ENTRIES PROVIDED START

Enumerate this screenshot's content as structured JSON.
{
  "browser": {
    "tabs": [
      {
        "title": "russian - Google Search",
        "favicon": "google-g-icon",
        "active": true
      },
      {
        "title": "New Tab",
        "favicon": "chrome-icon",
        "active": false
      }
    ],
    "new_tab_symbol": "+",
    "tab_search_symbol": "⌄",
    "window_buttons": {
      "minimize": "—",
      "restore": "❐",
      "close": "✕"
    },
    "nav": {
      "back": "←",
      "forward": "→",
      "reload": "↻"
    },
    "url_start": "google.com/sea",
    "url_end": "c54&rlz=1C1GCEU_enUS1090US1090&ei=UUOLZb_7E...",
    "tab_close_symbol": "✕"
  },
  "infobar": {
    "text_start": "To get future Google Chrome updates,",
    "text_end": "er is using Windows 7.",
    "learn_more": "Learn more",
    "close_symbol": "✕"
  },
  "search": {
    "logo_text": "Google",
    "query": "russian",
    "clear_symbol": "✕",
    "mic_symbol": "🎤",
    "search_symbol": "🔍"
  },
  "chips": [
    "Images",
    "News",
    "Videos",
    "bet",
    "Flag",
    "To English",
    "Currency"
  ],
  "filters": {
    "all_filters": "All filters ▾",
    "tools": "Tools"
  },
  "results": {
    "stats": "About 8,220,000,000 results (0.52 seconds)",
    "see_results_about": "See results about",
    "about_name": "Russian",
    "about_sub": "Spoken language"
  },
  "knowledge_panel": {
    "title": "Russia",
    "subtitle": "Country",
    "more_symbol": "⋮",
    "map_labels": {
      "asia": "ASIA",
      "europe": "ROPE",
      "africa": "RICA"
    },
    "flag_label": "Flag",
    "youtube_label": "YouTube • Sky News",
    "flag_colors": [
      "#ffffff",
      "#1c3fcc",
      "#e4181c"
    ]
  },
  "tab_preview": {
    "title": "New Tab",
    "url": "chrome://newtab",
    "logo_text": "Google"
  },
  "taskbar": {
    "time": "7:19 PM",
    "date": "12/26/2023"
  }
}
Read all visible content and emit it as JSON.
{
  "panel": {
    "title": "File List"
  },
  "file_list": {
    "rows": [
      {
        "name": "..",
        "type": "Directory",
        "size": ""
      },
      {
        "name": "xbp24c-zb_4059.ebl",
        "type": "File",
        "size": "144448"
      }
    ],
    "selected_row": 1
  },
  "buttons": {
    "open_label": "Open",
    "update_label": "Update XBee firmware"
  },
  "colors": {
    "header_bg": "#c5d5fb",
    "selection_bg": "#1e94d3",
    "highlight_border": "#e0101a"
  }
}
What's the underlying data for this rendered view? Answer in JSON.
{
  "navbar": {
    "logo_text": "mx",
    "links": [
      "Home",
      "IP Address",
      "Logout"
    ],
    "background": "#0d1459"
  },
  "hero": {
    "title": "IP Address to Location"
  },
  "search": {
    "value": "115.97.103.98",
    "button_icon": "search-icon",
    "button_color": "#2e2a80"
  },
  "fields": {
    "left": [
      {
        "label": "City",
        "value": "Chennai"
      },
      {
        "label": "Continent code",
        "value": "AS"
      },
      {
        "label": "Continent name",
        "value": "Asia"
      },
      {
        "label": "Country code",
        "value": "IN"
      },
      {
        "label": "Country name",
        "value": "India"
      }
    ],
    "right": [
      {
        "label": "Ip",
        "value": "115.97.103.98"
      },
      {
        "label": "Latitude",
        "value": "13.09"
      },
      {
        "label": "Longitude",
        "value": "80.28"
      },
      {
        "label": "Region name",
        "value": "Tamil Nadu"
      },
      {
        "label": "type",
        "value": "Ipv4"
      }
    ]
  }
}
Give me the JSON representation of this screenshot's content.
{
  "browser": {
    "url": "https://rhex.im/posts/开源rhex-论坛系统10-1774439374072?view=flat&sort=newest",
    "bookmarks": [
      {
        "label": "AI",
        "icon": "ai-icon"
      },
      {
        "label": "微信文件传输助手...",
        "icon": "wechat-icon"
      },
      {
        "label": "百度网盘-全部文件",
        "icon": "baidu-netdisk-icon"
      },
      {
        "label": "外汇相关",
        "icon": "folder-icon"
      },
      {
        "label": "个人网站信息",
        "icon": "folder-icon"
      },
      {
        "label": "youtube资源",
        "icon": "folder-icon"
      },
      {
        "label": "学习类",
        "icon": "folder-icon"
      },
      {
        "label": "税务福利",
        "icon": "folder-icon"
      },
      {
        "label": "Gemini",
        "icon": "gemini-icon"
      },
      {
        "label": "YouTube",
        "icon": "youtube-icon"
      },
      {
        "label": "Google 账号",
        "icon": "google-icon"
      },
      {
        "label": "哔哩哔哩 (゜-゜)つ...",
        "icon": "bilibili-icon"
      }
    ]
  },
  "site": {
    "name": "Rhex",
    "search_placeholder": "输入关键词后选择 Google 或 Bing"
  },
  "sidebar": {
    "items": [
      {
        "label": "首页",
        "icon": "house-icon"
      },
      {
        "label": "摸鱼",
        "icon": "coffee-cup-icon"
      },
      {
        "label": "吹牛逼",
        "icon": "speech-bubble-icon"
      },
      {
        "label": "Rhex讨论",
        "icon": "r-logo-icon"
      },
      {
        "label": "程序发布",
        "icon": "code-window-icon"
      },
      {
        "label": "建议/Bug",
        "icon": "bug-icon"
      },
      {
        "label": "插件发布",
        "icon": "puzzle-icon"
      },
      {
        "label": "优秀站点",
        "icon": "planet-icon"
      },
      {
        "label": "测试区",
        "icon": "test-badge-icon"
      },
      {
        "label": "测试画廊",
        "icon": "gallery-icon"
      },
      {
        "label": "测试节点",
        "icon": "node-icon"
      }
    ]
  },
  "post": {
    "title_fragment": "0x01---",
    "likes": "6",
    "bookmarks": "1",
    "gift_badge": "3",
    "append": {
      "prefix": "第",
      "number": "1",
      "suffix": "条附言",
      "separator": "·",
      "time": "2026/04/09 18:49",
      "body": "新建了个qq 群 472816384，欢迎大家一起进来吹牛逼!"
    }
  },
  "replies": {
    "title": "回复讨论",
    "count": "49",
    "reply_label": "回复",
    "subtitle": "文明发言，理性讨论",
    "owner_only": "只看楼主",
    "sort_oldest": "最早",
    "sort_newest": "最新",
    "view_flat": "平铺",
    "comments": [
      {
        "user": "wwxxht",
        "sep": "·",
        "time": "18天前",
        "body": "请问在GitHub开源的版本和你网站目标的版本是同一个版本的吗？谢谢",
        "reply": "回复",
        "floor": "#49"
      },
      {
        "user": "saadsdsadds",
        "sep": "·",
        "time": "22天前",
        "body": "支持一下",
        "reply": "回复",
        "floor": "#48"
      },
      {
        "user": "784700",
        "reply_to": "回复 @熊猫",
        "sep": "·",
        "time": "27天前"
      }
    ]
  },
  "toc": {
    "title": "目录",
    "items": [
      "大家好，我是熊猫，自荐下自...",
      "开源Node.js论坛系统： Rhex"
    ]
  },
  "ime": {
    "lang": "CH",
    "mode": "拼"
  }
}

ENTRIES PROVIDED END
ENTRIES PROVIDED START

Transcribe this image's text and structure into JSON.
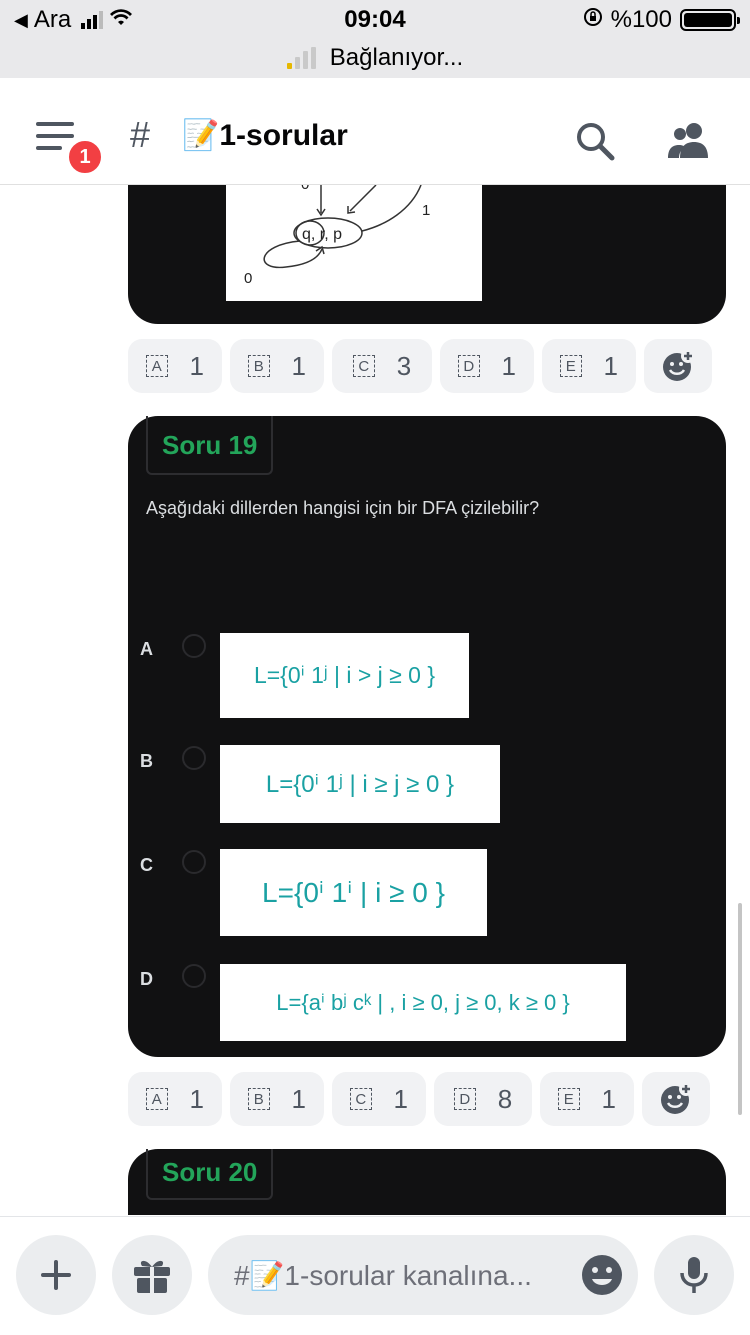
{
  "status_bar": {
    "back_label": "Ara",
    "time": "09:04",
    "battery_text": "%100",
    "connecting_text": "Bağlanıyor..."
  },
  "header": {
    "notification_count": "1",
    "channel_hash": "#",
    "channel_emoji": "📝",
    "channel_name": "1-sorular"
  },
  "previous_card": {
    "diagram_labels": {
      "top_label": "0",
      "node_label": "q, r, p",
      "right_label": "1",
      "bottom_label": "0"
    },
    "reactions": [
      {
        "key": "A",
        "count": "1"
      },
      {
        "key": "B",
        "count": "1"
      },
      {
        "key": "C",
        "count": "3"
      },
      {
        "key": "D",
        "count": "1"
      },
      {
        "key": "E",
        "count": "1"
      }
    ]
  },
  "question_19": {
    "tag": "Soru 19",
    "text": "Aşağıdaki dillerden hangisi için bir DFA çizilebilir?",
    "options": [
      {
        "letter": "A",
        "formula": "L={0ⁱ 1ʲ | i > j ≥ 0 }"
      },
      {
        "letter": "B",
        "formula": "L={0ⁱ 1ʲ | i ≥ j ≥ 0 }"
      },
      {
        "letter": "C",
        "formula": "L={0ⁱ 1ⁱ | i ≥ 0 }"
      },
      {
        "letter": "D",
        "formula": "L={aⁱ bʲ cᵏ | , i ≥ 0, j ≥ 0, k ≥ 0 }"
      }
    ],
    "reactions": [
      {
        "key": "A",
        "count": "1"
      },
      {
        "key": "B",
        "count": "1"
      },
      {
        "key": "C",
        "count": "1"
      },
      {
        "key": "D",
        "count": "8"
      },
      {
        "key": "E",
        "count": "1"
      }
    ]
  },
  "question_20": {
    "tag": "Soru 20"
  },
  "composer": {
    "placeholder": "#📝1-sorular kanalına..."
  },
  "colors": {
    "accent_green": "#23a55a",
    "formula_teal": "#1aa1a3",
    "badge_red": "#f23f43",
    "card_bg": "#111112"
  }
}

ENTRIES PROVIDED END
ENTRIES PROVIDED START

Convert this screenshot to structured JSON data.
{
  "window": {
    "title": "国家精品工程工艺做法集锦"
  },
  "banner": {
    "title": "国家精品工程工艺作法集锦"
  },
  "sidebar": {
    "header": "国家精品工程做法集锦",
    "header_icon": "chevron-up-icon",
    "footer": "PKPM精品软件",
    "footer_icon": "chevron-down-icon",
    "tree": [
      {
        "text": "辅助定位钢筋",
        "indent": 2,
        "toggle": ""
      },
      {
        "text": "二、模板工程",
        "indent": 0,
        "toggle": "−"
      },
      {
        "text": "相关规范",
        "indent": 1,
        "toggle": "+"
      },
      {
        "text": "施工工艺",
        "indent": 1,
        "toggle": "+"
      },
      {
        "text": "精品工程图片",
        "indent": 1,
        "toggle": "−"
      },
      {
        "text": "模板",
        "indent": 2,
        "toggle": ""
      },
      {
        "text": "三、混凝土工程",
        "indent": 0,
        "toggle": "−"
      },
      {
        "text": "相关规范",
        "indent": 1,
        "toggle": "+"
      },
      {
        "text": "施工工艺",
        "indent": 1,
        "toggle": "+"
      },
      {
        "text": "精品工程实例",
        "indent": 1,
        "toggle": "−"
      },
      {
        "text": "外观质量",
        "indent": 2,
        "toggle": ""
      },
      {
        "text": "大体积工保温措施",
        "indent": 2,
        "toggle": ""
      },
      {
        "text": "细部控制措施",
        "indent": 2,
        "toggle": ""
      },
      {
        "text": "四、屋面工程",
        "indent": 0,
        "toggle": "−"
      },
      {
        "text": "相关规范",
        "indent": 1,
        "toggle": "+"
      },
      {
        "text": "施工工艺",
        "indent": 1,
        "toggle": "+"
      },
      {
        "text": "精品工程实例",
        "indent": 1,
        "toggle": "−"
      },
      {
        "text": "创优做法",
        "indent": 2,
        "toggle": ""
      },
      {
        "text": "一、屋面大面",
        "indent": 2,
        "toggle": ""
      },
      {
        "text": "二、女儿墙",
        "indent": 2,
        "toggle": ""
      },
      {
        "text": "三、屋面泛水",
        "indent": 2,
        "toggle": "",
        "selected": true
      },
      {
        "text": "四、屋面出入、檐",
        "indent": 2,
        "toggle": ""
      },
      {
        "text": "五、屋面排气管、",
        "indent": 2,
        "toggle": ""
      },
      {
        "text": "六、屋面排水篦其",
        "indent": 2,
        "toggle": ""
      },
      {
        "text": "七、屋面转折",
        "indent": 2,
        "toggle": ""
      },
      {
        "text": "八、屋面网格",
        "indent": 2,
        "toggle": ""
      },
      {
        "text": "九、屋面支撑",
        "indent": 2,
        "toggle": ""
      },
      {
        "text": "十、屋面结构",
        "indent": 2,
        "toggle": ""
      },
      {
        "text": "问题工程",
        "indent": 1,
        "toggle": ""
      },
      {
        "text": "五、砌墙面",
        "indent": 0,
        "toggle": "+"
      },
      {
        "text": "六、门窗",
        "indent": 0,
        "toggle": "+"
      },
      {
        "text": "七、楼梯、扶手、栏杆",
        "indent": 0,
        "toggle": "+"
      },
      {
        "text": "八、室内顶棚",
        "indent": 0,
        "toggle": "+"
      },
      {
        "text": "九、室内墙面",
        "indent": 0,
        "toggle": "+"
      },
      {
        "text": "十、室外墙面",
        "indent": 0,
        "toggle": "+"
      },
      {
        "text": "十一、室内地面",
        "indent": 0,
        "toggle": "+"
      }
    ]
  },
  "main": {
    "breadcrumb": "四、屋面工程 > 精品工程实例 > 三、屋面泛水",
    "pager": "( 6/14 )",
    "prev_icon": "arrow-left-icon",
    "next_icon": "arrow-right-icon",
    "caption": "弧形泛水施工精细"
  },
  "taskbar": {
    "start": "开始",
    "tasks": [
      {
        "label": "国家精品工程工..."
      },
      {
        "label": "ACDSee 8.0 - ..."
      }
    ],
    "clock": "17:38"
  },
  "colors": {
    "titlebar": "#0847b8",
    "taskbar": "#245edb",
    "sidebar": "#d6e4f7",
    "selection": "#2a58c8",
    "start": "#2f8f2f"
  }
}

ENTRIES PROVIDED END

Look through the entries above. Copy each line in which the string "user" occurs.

        "user": "wwxxht",
        "user": "saadsdsadds",
        "user": "784700",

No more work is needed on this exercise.